AIM OF THE TASK:
Copy all entries verbatim and keep any pictures out of the copy.

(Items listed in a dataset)
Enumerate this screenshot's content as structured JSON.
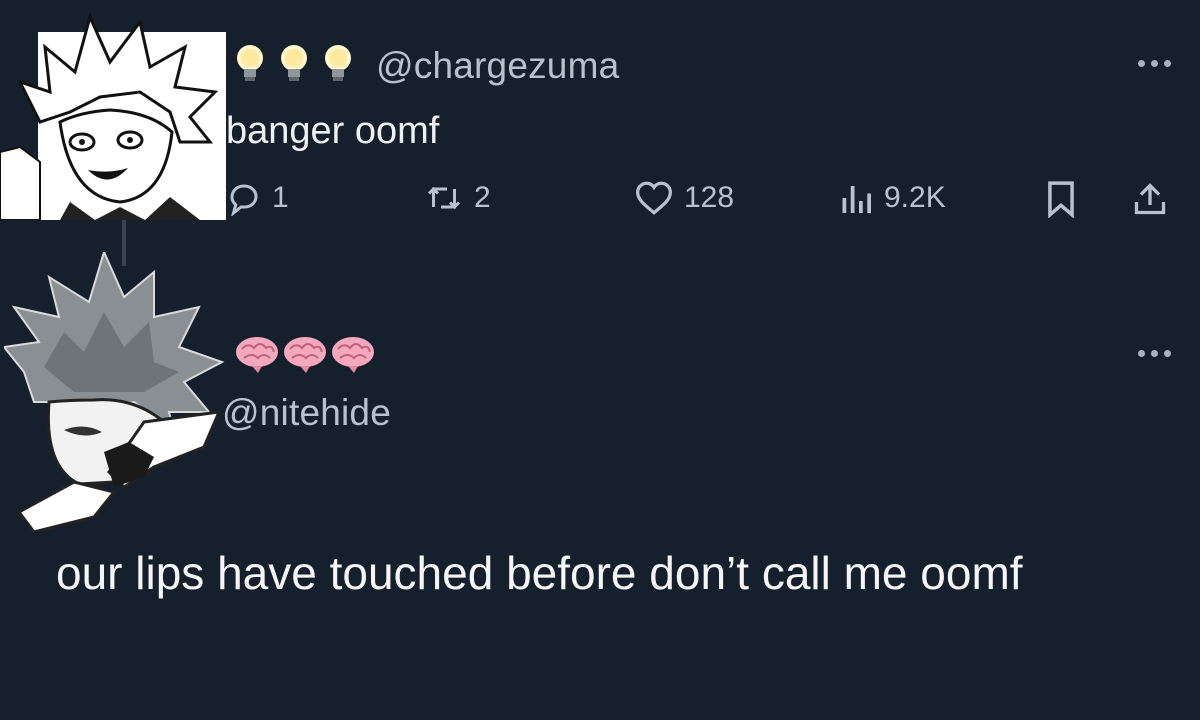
{
  "reply_tweet": {
    "header_emojis": [
      "lightbulb-icon",
      "lightbulb-icon",
      "lightbulb-icon"
    ],
    "handle": "@chargezuma",
    "text": "banger oomf",
    "actions": {
      "replies": "1",
      "retweets": "2",
      "likes": "128",
      "views": "9.2K"
    }
  },
  "original_tweet": {
    "header_emojis": [
      "brain-icon",
      "brain-icon",
      "brain-icon"
    ],
    "handle": "@nitehide",
    "text": "our lips have touched before don’t call me oomf"
  },
  "colors": {
    "background": "#16202c",
    "text_primary": "#f3f5f7",
    "text_secondary": "#b9c2cc"
  }
}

SOLUTION:
Enumerate this screenshot's content as structured JSON.
{
  "reply_tweet": {
    "header_emojis": [
      "lightbulb-icon",
      "lightbulb-icon",
      "lightbulb-icon"
    ],
    "handle": "@chargezuma",
    "text": "banger oomf",
    "actions": {
      "replies": "1",
      "retweets": "2",
      "likes": "128",
      "views": "9.2K"
    }
  },
  "original_tweet": {
    "header_emojis": [
      "brain-icon",
      "brain-icon",
      "brain-icon"
    ],
    "handle": "@nitehide",
    "text": "our lips have touched before don’t call me oomf"
  },
  "colors": {
    "background": "#16202c",
    "text_primary": "#f3f5f7",
    "text_secondary": "#b9c2cc"
  }
}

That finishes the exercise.